When I was in seventh grade we circulated a petition asking one of our lunch ladies to try different deodorant, and while we generated some much needed hygienic awareness amongst many classmates and picked up a lot of signatures, we also got detention, stern lectures from both administration and our parents, as well as the coldest hamburgers you could imagine.
So when I received a request recently to sign a petition to “Save Wrigley Field,” I was somewhat confused. After all, Wrigley does predate the discovery of dirt, so what could it possibly need saving from?
Cubs ownership wants to institute $500 million in renovations to Wrigley. This demand has sparked a wrestling match between rooftop owners, one crabby Alderman, the Landmarks Commission and the Mayor of Chicago. According to plans, the exterior will be restored to 1938 status, a year the Cubs were swept in the World Series - which is in itself surprising on multiple levels.
Wrigley is already a local landmark, but will work to achieve National Landmark Status while implementing the renovations simultaneously.

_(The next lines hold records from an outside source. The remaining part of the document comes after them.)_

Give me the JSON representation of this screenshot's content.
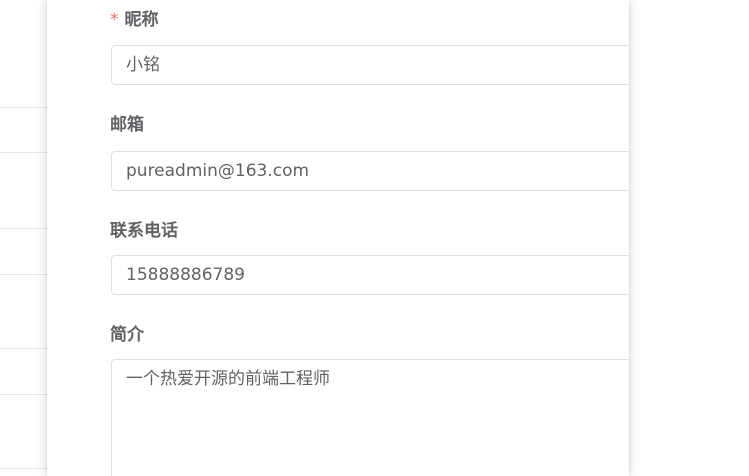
{
  "form": {
    "nickname": {
      "required_mark": "*",
      "label": "昵称",
      "value": "小铭"
    },
    "email": {
      "label": "邮箱",
      "value": "pureadmin@163.com"
    },
    "phone": {
      "label": "联系电话",
      "value": "15888886789"
    },
    "intro": {
      "label": "简介",
      "value": "一个热爱开源的前端工程师"
    }
  },
  "colors": {
    "label": "#606266",
    "required": "#f56c6c",
    "border": "#dcdfe6"
  }
}
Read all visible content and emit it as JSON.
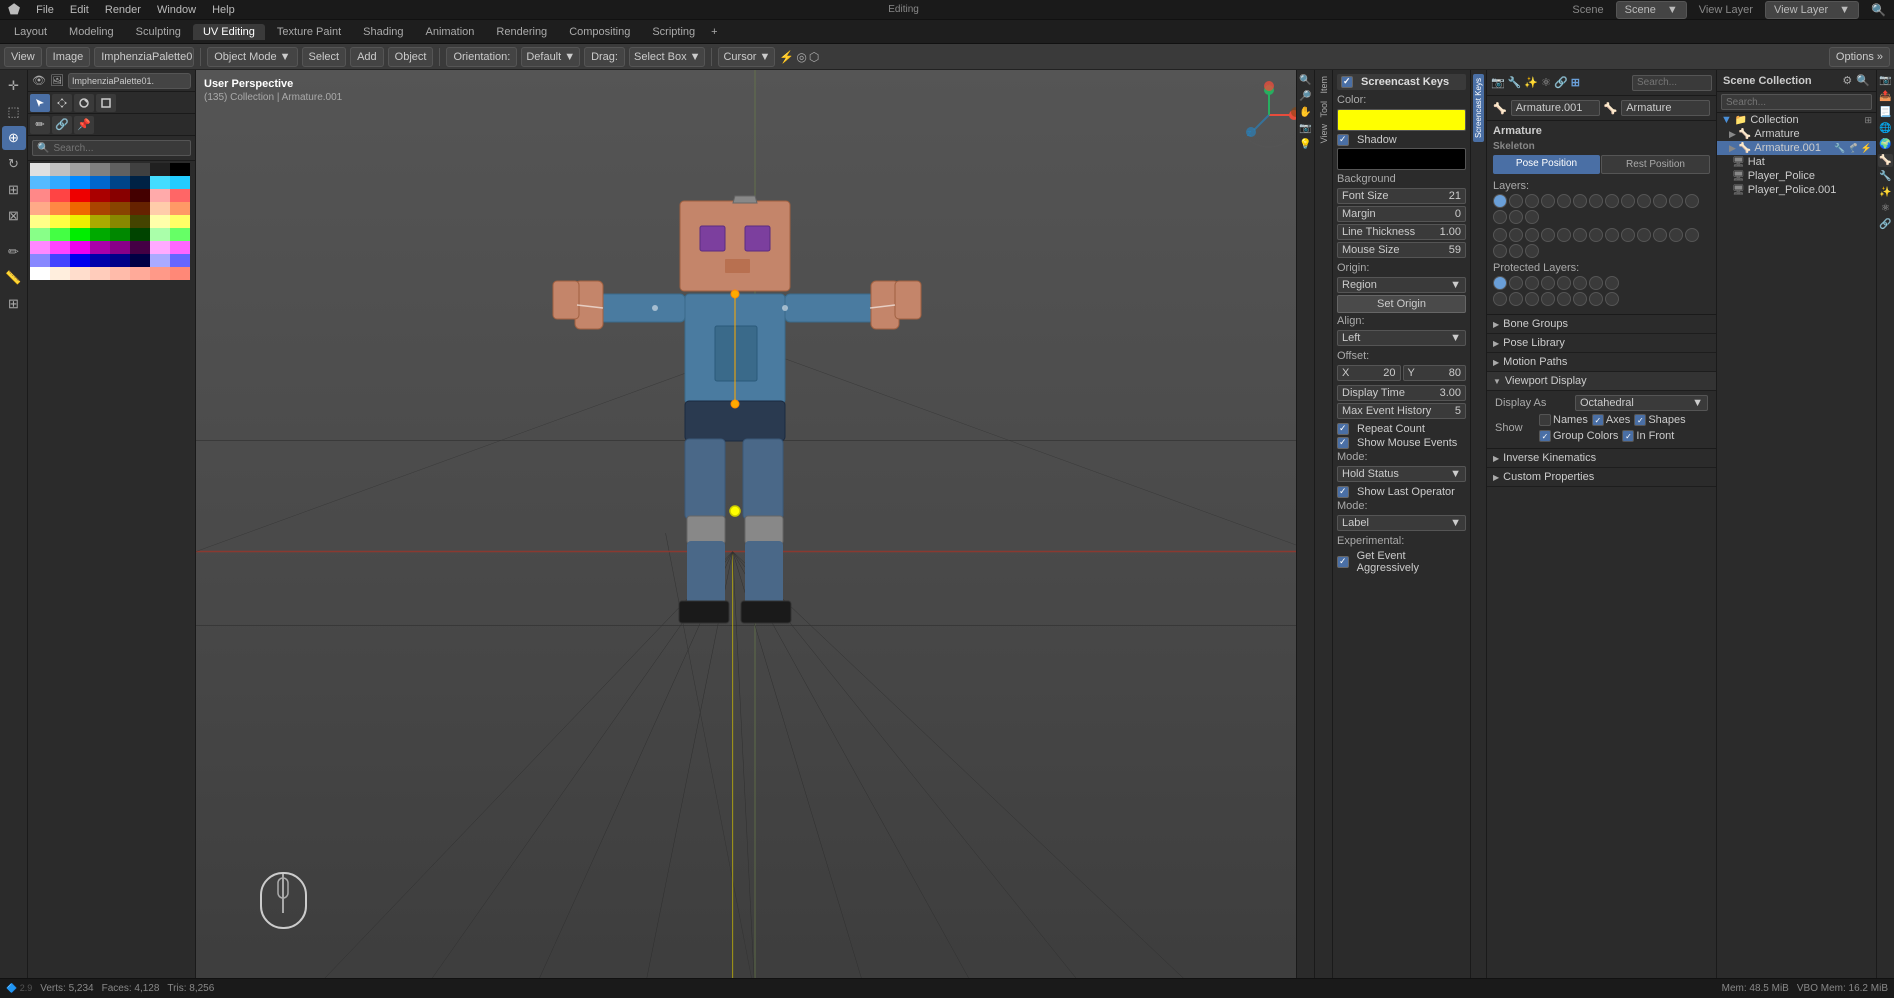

The most impressive aspect of the project is that it will all be done with private money.
But as negotiations floundered, Tom Ricketts knew the trump card lay in the pocket of his David Beckham Collection, double breasted, Armani suit lined with the fur of the rare and endangered Pamir Spotted Zebra all along.
But does Ricketts really want to go down in history as the man who tore down Wrigley? Did he pay $900 million for the team just to have the chance at writing an even darker chapter of history in what has already been a genuinely lackluster and laughable existence?

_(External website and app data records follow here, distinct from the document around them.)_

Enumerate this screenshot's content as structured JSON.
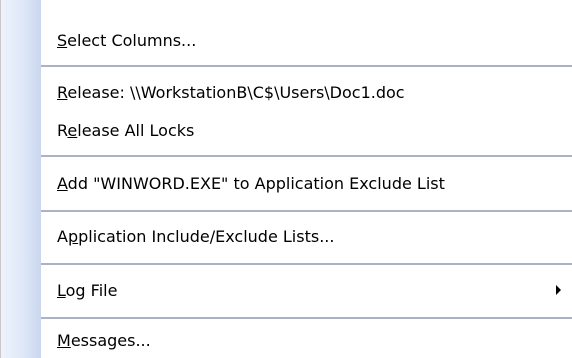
{
  "menu": {
    "items": [
      {
        "mnemonic": "S",
        "rest": "elect Columns...",
        "label": "Select Columns..."
      },
      {
        "mnemonic": "R",
        "rest": "elease: \\\\WorkstationB\\C$\\Users\\Doc1.doc",
        "label": "Release: \\\\WorkstationB\\C$\\Users\\Doc1.doc"
      },
      {
        "prefix": "R",
        "mnemonic": "e",
        "rest": "lease All Locks",
        "label": "Release All Locks"
      },
      {
        "mnemonic": "A",
        "rest": "dd \"WINWORD.EXE\" to Application Exclude List",
        "label": "Add \"WINWORD.EXE\" to Application Exclude List"
      },
      {
        "prefix": "A",
        "mnemonic": "p",
        "rest": "plication Include/Exclude Lists...",
        "label": "Application Include/Exclude Lists..."
      },
      {
        "mnemonic": "L",
        "rest": "og File",
        "label": "Log File",
        "has_submenu": true
      },
      {
        "mnemonic": "M",
        "rest": "essages...",
        "label": "Messages..."
      }
    ],
    "icons": {
      "submenu_arrow": "submenu-arrow-icon"
    },
    "colors": {
      "gutter": "#dfe8f7",
      "separator": "#a9b3c4",
      "background": "#ffffff"
    }
  }
}
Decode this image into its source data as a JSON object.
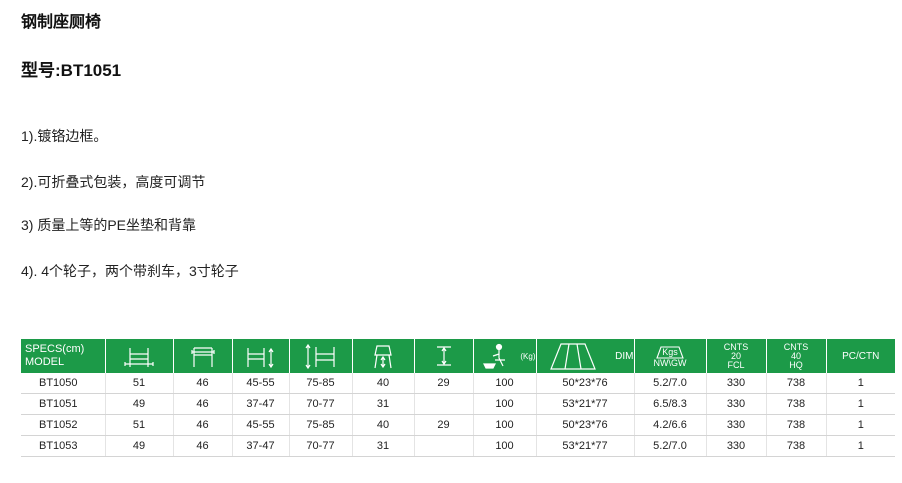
{
  "title": "钢制座厕椅",
  "model_line": "型号:BT1051",
  "features": [
    "1).镀铬边框。",
    "2).可折叠式包装，高度可调节",
    "3) 质量上等的PE坐垫和背靠",
    "4). 4个轮子，两个带刹车，3寸轮子"
  ],
  "table": {
    "header": {
      "specs_top": "SPECS(cm)",
      "specs_bottom": "MODEL",
      "icons": [
        "chair-width-icon",
        "seat-width-icon",
        "seat-height-adjust-icon",
        "total-height-icon",
        "seat-depth-icon",
        "seat-height-icon",
        "max-load-icon",
        "carton-dimension-icon",
        "weight-icon"
      ],
      "kg_label": "(Kg)",
      "dim_label": "DIM",
      "kgs_label": "Kgs",
      "nwgw_label": "NW\\GW",
      "cnts20": [
        "CNTS",
        "20",
        "FCL"
      ],
      "cnts40": [
        "CNTS",
        "40",
        "HQ"
      ],
      "pcctn": "PC/CTN"
    },
    "rows": [
      [
        "BT1050",
        "51",
        "46",
        "45-55",
        "75-85",
        "40",
        "29",
        "100",
        "50*23*76",
        "5.2/7.0",
        "330",
        "738",
        "1"
      ],
      [
        "BT1051",
        "49",
        "46",
        "37-47",
        "70-77",
        "31",
        "",
        "100",
        "53*21*77",
        "6.5/8.3",
        "330",
        "738",
        "1"
      ],
      [
        "BT1052",
        "51",
        "46",
        "45-55",
        "75-85",
        "40",
        "29",
        "100",
        "50*23*76",
        "4.2/6.6",
        "330",
        "738",
        "1"
      ],
      [
        "BT1053",
        "49",
        "46",
        "37-47",
        "70-77",
        "31",
        "",
        "100",
        "53*21*77",
        "5.2/7.0",
        "330",
        "738",
        "1"
      ]
    ]
  }
}
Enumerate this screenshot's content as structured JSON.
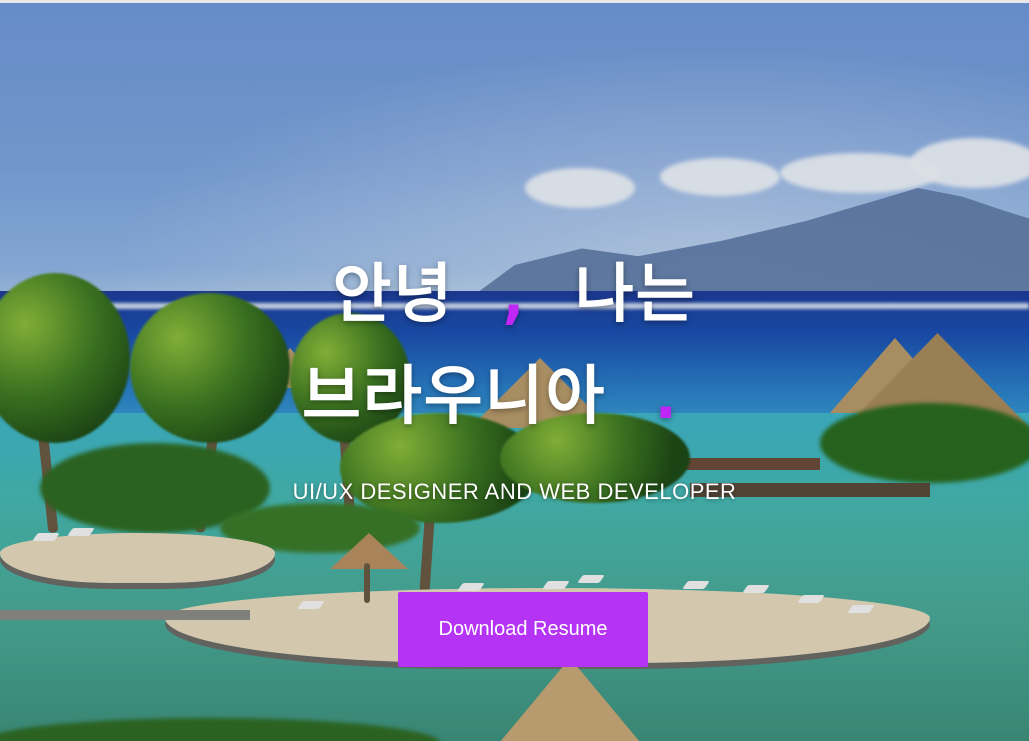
{
  "hero": {
    "headline_line1_part1": "안녕",
    "headline_line1_separator": ",",
    "headline_line1_part2": "나는",
    "headline_line2_name": "브라우니아",
    "headline_line2_period": ".",
    "subtitle": "UI/UX DESIGNER AND WEB DEVELOPER",
    "cta_label": "Download Resume"
  },
  "colors": {
    "accent": "#c026f5",
    "button": "#b533f5",
    "text": "#ffffff"
  },
  "background_description_icon": "tropical-resort-background"
}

I suppose it’s fitting the Ricketts and the Cubs found each other considering the Ricketts family is ranked 371 out of the 400 Wealthiest People according to Forbes. This of course places them near last on the list and that’s where the team has been languishing since the day the Ricketts bought them.